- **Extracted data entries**
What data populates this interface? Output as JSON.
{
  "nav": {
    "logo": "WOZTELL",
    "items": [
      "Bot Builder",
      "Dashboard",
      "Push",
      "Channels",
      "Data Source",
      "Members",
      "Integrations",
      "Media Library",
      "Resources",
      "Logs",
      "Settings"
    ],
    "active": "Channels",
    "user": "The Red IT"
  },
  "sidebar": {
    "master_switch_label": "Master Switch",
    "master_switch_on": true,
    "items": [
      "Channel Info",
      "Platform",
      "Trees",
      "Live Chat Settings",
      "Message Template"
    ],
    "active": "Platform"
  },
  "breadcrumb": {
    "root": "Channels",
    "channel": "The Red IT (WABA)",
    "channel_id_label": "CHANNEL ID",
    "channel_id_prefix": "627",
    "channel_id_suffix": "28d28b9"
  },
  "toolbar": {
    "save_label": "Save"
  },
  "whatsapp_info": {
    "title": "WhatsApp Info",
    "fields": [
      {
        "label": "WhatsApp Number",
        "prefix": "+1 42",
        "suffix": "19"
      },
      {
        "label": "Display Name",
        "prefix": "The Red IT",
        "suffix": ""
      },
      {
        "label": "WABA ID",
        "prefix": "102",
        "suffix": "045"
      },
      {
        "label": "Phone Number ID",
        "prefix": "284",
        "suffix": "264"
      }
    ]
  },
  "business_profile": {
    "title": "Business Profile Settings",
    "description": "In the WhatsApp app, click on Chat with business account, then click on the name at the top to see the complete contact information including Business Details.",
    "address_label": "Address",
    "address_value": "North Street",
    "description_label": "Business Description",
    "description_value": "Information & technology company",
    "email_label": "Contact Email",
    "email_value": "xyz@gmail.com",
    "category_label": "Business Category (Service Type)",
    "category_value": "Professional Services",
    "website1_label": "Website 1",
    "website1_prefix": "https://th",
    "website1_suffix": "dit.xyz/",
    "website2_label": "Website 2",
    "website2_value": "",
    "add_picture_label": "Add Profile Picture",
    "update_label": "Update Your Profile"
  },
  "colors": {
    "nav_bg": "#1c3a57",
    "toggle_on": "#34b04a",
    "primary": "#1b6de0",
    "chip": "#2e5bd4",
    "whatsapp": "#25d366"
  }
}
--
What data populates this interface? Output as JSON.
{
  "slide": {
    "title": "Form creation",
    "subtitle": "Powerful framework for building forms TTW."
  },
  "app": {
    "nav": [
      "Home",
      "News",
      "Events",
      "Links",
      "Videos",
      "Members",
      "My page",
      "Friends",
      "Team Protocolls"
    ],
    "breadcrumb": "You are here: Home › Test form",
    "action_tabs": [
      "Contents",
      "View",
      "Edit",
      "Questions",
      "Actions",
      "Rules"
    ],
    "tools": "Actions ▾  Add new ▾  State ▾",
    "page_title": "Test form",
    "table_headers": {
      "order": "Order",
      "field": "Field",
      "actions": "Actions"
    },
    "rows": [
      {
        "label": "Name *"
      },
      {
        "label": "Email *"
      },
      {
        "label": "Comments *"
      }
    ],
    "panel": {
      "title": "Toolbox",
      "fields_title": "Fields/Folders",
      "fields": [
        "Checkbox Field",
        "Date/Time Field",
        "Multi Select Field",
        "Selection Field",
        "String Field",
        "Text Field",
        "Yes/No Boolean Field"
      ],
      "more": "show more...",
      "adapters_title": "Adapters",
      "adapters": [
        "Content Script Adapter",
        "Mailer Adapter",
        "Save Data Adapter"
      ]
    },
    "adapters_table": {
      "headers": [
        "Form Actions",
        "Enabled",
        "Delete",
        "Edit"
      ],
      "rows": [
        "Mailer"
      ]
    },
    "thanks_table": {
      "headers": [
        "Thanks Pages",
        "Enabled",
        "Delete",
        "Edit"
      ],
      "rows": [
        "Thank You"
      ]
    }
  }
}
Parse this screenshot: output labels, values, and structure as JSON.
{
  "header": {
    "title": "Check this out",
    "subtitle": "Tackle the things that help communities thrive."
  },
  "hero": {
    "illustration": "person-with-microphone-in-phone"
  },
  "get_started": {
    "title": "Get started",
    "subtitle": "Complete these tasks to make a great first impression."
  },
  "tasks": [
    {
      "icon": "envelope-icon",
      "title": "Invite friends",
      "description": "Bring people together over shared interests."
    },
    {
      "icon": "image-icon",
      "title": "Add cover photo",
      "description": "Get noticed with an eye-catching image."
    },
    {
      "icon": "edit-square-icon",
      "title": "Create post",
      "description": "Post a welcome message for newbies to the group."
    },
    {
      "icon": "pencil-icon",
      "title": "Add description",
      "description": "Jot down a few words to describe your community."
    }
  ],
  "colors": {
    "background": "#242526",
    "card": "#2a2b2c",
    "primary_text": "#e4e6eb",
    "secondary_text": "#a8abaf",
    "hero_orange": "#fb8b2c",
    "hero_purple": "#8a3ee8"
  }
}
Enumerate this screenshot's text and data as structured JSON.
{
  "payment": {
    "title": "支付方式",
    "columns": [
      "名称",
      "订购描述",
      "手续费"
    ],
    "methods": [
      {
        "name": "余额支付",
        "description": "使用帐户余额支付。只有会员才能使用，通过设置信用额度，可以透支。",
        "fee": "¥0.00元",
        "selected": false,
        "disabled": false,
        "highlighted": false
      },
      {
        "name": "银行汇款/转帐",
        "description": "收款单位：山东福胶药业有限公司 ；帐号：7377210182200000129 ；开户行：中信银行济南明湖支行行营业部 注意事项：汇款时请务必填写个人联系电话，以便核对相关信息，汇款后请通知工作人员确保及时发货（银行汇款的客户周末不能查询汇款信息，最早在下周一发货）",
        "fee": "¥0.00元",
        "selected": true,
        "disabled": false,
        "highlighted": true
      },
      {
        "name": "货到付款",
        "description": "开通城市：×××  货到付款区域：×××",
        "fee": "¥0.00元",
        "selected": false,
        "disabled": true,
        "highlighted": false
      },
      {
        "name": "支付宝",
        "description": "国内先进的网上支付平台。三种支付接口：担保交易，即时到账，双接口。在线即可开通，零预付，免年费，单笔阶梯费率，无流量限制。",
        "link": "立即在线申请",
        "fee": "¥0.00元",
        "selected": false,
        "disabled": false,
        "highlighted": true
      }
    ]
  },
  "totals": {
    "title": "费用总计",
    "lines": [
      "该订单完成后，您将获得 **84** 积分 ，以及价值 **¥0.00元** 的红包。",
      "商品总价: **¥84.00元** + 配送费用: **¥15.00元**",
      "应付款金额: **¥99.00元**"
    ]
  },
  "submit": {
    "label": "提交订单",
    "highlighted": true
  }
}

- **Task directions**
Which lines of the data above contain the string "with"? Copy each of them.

- **Task answer**
    "description": "In the WhatsApp app, click on Chat with business account, then click on the name at the top to see the complete contact information including Business Details.",
    "illustration": "person-with-microphone-in-phone"
      "description": "Get noticed with an eye-catching image."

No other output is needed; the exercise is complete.